Here's a look at what Team Bernanke does see in the economy:
Bernanke Testimony to Congress
No Additional Stimulus
Bernanke said elevated unemployment and subdued inflationary pressures support low interest rates into 2014, but did not give a hint of any additional stimulus measures.
Bernanke also defended previous stimulus measures, which have drawn criticism for not being worth their hefty price tags.
"If you look back at Quantitative Easing 2, so called, in November 2010, concerns at the time were that it would be a high inflationary environment, it would hurt the dollar, it would not have much effect on growth, etcetera," said Bernanke. "But since November 2010, we have had since then the QE2 and the so-called Operation Twist, we have had about 2-1/2 million jobs created, we have seen big gains in stock prices, we have seen big improvements in credit markets, the dollar is about flat, commodity prices excluding oil are not much changed, inflation is doing well in the sense that we are looking for about a 2 percent inflation rate this year."
High Gas Prices
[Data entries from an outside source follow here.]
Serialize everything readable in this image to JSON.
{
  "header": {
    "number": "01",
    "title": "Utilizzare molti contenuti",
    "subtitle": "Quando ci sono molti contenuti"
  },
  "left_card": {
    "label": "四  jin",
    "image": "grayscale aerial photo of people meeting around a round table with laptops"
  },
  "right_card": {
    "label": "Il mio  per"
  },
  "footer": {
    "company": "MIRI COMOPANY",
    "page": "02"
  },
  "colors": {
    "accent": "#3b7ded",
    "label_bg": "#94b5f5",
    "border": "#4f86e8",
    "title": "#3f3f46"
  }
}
Sen. David Vitter, R-LA, asked Bernanke if he thought the Fed's low interest rate policy encouraged commodity investing and pushed up oil and gas prices. Bernanke pointed to global events and increased demand as the real price drivers.
"We have seen a number of movements up and down in energy prices," said Bernanke. "To some extent a little bit of the movement in commodity prices is essentially inevitable because if the economy is growing and the world economy is growing, the demand for commodities goes up and that is going to create some tendency toward higher commodity prices. But when you have shocks to commodity prices arising from geopolitical events and the like, those are unambiguously negative, and they are bad for both households and for the broader economy."
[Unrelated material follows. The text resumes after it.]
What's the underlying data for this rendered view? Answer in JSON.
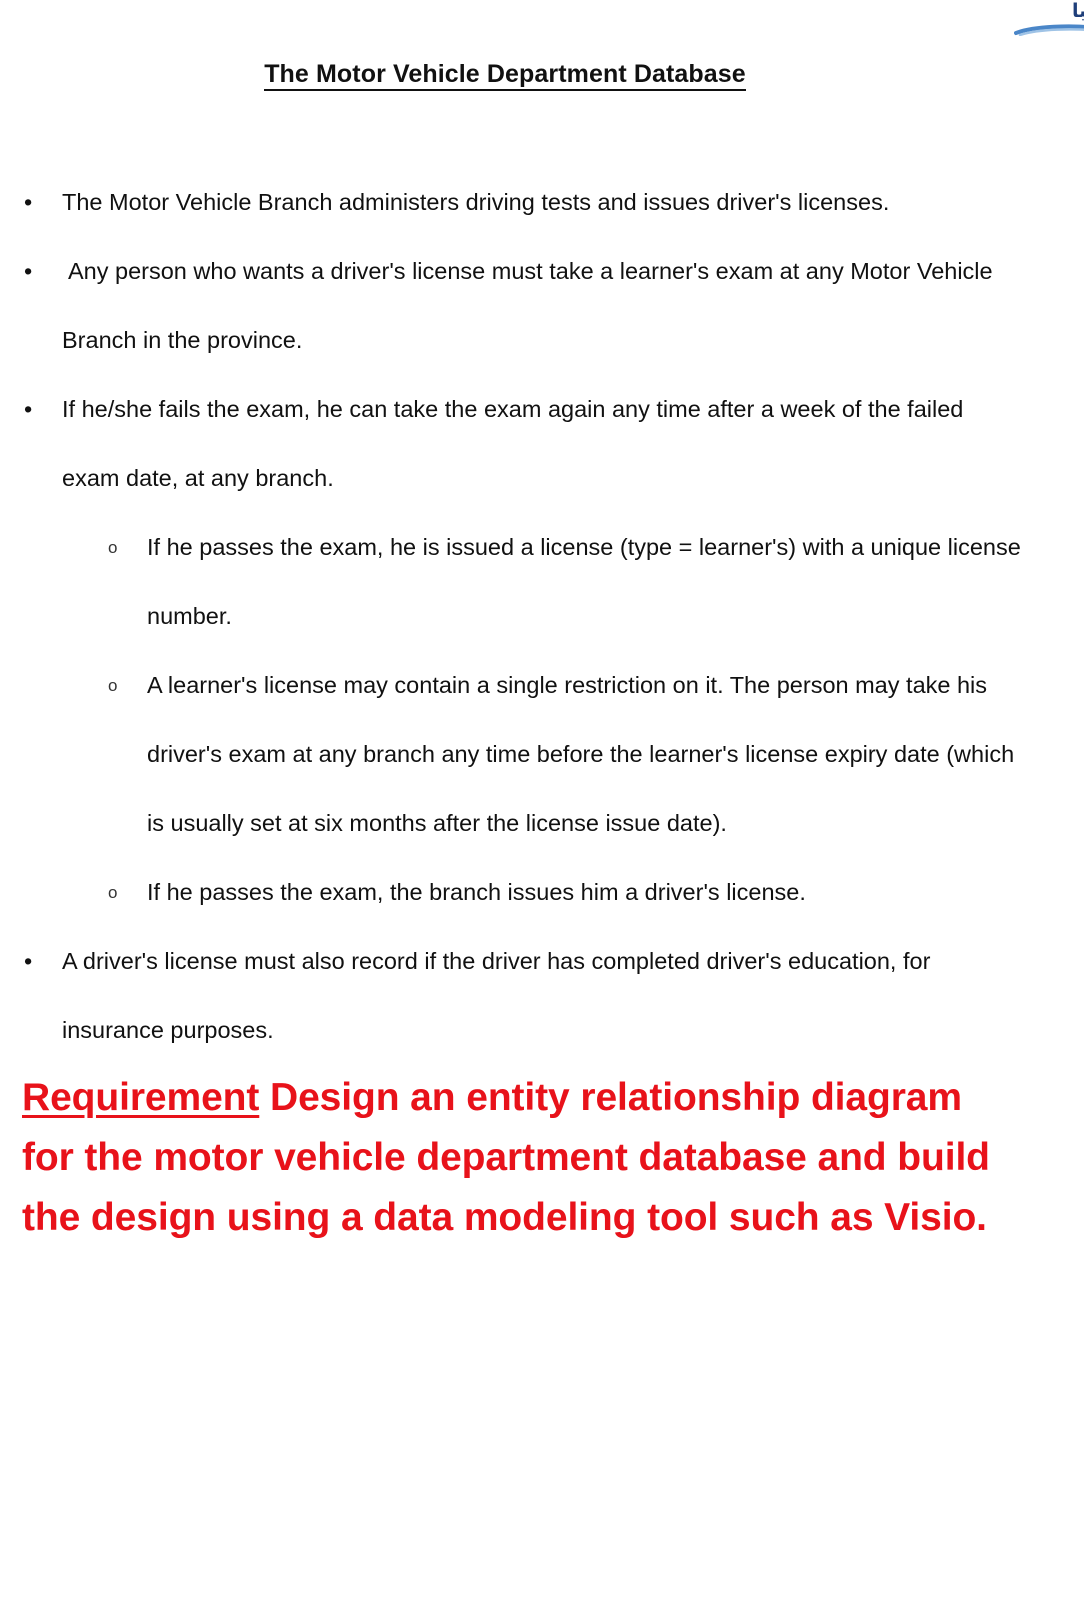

The average price for U.S. gas has climbed more than 10% in just the past two months. This suggests a trajectory that could produce a spike of 60 cents a gallon or more by May. [Click here to read about how you can make money from high U.S. gas prices.]
Bernanke stressed that the high number of long-term unemployed is a concerning issue. He said the inability of many to find work is reducing our country's number of skilled workers, and increasing the chances those workers will permanently lose their skills.
"The job market is far from normal," Bernanke said. "Continued improvement … is likely to require stronger growth in final demand and production."
The reported unemployment rate is 8.3%, but the real rate is much higher. The U.S. Labor Department last month stopped counting nearly 1.2 million people as part of the labor force.
More than 40% of America's unemployed – 5.5 million people – have been out of work for more than six months. The number of "marginally attached" – people who have searched for work in the past year but not the past month – is about 2.8 million, and the number of underemployed workers – "part-time for economic reasons," in government-speak – increased last month from 8.1 million to 8.2 million.
Bernanke urged Congress for a plan to reduce the government's long-term budget deficit.
"I would go for, at a minimum, I would aim for the next 10 to 15 years… for eliminating the so-called primary deficit, that is everything except interest payments, because once you eliminate the primary deficit so that current spending incurred and revenues are equal that means that the ratio of your debt to your GDP will stabilize," said Bernanke.
He also warned Congress to think of the effects of policy changes on the economy. He called the expiration of payroll tax cuts, the end of long-term unemployment benefits and cuts in federal spending as a "fiscal cliff" that threatens economic growth.
"The United States is on an unsustainable fiscal path looking out over the next couple of decades," Bernanke said. "If we continue along that path, eventually we will face a fiscal and financial crisis that will be very bad for growth and sustainability."
News and Related Story Links:
- Money Morning:
Ben Bernanke is Every Gold Bug's Best Friend
- The New York Times:
Federal Reserve Chairman Sees Modest Growth
- The Washington Post:
Bernanke expresses concern about damage from long-term unemployment